I watched an enchanting horse called Little Legend win the hunter chase in the Warwick sunshine. Hunter chases are not the richest or most glamorous races on the card, but they often throw up some of the most taking horses. Little Legend is one of those. He is very small, and gallops along with his neck stretched out and his head low, and he is as tough and honest and willing as the day is long. He got a lovely sympathetic ride, and both he and his jockey had an absolute ball, and it was one of those tremendously happy sights that lift the heart. Nobody much is going to remember the 3.20 at Warwick. It shall not make the headlines. But it had a glancing loveliness which stayed with me and has made me smile ever since. I’m smiling now, as I write of it.

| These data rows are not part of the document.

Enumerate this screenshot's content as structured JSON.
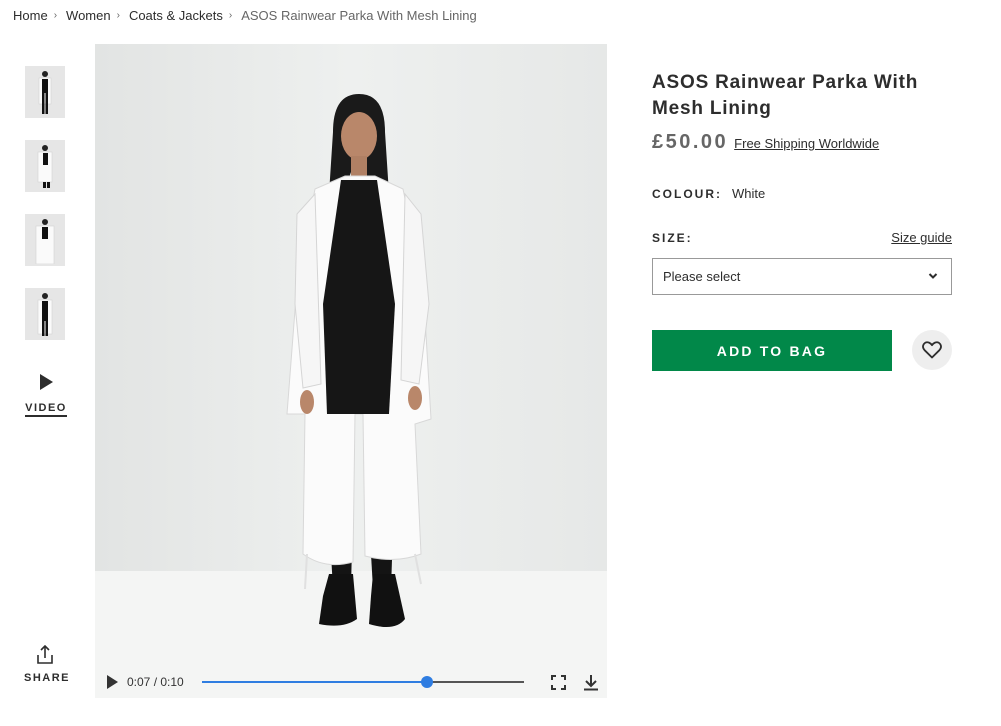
{
  "breadcrumb": {
    "items": [
      "Home",
      "Women",
      "Coats & Jackets"
    ],
    "current": "ASOS Rainwear Parka With Mesh Lining",
    "separator": "›"
  },
  "gallery": {
    "thumbnails": [
      {
        "alt": "parka-front-view"
      },
      {
        "alt": "parka-side-view"
      },
      {
        "alt": "parka-detail-view"
      },
      {
        "alt": "parka-back-view"
      }
    ],
    "video_label": "VIDEO",
    "share_label": "SHARE"
  },
  "player": {
    "time": "0:07 / 0:10",
    "progress_fraction": 0.7,
    "icons": [
      "play-icon",
      "fullscreen-icon",
      "download-icon"
    ]
  },
  "product": {
    "title": "ASOS Rainwear Parka With Mesh Lining",
    "price": "£50.00",
    "shipping": "Free Shipping Worldwide",
    "colour_label": "COLOUR:",
    "colour_value": "White",
    "size_label": "SIZE:",
    "size_guide": "Size guide",
    "size_placeholder": "Please select",
    "add_to_bag": "ADD TO BAG",
    "save_icon": "heart-icon"
  },
  "colors": {
    "accent_green": "#018849",
    "progress_blue": "#2f7de1",
    "text": "#2d2d2d"
  }
}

Then, after all that, with all my tasks done, I went down to do what I call evening stables. This is what it was called in my father’s yard, and it is what I call it still, even though we have no stables and at this time of year it takes place in the middle of the afternoon. It is the job of feeding and checking and settling the horses for the night. The hay must be put out, the water trough checked, the legs felt, the rugs adjusted. And, of course, the love given.

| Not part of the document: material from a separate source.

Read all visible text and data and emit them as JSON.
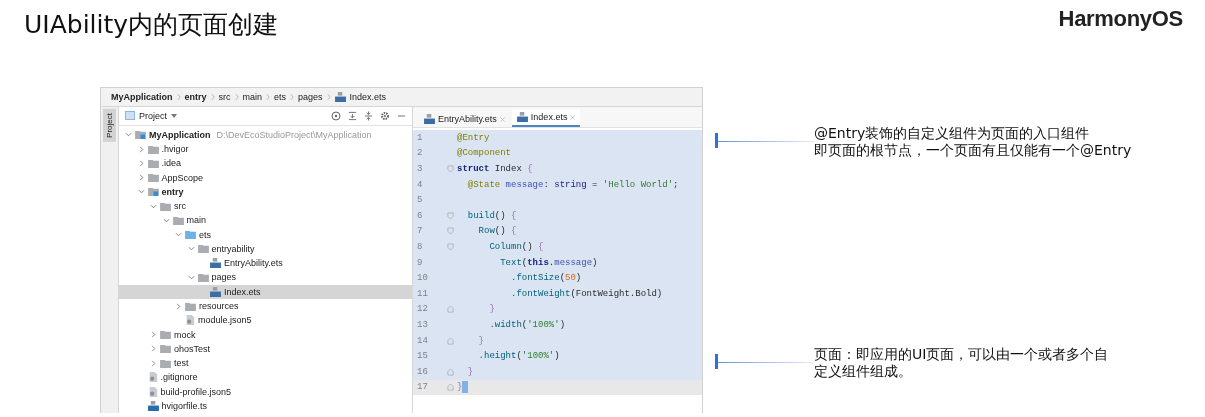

I left it late today, as the light is starting to stretch out now, and I arrived in the gloaming. A high, limpid sky had turned a gleaming blue, and the air was cold and still. The two dear white faces were turned expectantly towards me in the distance, and Stanley the Dog danced about the set-aside, hunting for critters. I did all the jobs, and I reflected that the good physical work of setting an equine to rights is one of the most uncomplicated pleasures there is.
I stood with the mare for a while, in the dying of the light. She ate her food and lifted her head from time to time to regard me with her kind eyes. I spoke to her, telling her my thoughts. She is a very good listener. ‘In this moment,’ I said, ‘every single thing is all right.’
She nodded, sagely.
I said: ‘Perhaps all that really matters is that in each day there is one moment when everything is all right.’
She sighed through her velvet nose.
I wondered if it were possible to love a sentient creature more than I love her. I thought probably not.
So, my darlings, it was a good day. That is all I wanted to tell you.
I haven’t had the camera out much lately, so these pictures are from the archive. They give you some idea of the tranquillity and joy: